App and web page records
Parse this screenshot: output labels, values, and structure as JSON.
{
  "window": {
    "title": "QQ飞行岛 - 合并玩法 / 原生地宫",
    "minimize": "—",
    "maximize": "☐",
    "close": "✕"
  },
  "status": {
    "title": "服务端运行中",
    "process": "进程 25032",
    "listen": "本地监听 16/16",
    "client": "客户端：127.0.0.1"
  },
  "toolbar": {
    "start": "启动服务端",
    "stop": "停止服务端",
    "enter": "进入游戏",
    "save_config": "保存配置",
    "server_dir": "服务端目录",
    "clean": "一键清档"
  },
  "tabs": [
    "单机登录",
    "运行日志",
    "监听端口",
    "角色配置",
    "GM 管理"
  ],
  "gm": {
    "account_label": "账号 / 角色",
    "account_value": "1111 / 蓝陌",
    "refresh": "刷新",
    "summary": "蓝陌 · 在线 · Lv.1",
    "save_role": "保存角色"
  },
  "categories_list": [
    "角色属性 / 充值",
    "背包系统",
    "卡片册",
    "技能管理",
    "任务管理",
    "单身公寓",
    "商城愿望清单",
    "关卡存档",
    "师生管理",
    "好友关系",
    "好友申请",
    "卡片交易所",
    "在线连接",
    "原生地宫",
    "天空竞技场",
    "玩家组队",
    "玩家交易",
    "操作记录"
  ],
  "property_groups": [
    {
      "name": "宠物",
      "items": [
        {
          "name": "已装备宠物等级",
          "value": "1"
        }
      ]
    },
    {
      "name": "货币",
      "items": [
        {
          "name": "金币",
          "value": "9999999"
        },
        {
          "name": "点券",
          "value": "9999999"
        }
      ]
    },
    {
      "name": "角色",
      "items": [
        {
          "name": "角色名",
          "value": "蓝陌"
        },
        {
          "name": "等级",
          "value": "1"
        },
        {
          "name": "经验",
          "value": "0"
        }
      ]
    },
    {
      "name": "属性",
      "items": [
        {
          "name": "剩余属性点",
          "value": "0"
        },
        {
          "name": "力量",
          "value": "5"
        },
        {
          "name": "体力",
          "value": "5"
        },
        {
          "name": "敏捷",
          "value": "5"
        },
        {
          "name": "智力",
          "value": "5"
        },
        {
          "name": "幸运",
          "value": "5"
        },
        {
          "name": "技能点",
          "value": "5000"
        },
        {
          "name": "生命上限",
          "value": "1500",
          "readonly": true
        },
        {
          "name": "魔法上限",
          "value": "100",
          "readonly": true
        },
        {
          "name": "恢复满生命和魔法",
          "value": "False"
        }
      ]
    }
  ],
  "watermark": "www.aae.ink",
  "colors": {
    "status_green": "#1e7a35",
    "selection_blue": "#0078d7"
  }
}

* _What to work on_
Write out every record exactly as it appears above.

* _Written solution_
Parse this screenshot: output labels, values, and structure as JSON.
{
  "window": {
    "title": "QQ飞行岛 - 合并玩法 / 原生地宫",
    "minimize": "—",
    "maximize": "☐",
    "close": "✕"
  },
  "status": {
    "title": "服务端运行中",
    "process": "进程 25032",
    "listen": "本地监听 16/16",
    "client": "客户端：127.0.0.1"
  },
  "toolbar": {
    "start": "启动服务端",
    "stop": "停止服务端",
    "enter": "进入游戏",
    "save_config": "保存配置",
    "server_dir": "服务端目录",
    "clean": "一键清档"
  },
  "tabs": [
    "单机登录",
    "运行日志",
    "监听端口",
    "角色配置",
    "GM 管理"
  ],
  "gm": {
    "account_label": "账号 / 角色",
    "account_value": "1111 / 蓝陌",
    "refresh": "刷新",
    "summary": "蓝陌 · 在线 · Lv.1",
    "save_role": "保存角色"
  },
  "categories_list": [
    "角色属性 / 充值",
    "背包系统",
    "卡片册",
    "技能管理",
    "任务管理",
    "单身公寓",
    "商城愿望清单",
    "关卡存档",
    "师生管理",
    "好友关系",
    "好友申请",
    "卡片交易所",
    "在线连接",
    "原生地宫",
    "天空竞技场",
    "玩家组队",
    "玩家交易",
    "操作记录"
  ],
  "property_groups": [
    {
      "name": "宠物",
      "items": [
        {
          "name": "已装备宠物等级",
          "value": "1"
        }
      ]
    },
    {
      "name": "货币",
      "items": [
        {
          "name": "金币",
          "value": "9999999"
        },
        {
          "name": "点券",
          "value": "9999999"
        }
      ]
    },
    {
      "name": "角色",
      "items": [
        {
          "name": "角色名",
          "value": "蓝陌"
        },
        {
          "name": "等级",
          "value": "1"
        },
        {
          "name": "经验",
          "value": "0"
        }
      ]
    },
    {
      "name": "属性",
      "items": [
        {
          "name": "剩余属性点",
          "value": "0"
        },
        {
          "name": "力量",
          "value": "5"
        },
        {
          "name": "体力",
          "value": "5"
        },
        {
          "name": "敏捷",
          "value": "5"
        },
        {
          "name": "智力",
          "value": "5"
        },
        {
          "name": "幸运",
          "value": "5"
        },
        {
          "name": "技能点",
          "value": "5000"
        },
        {
          "name": "生命上限",
          "value": "1500",
          "readonly": true
        },
        {
          "name": "魔法上限",
          "value": "100",
          "readonly": true
        },
        {
          "name": "恢复满生命和魔法",
          "value": "False"
        }
      ]
    }
  ],
  "watermark": "www.aae.ink",
  "colors": {
    "status_green": "#1e7a35",
    "selection_blue": "#0078d7"
  }
}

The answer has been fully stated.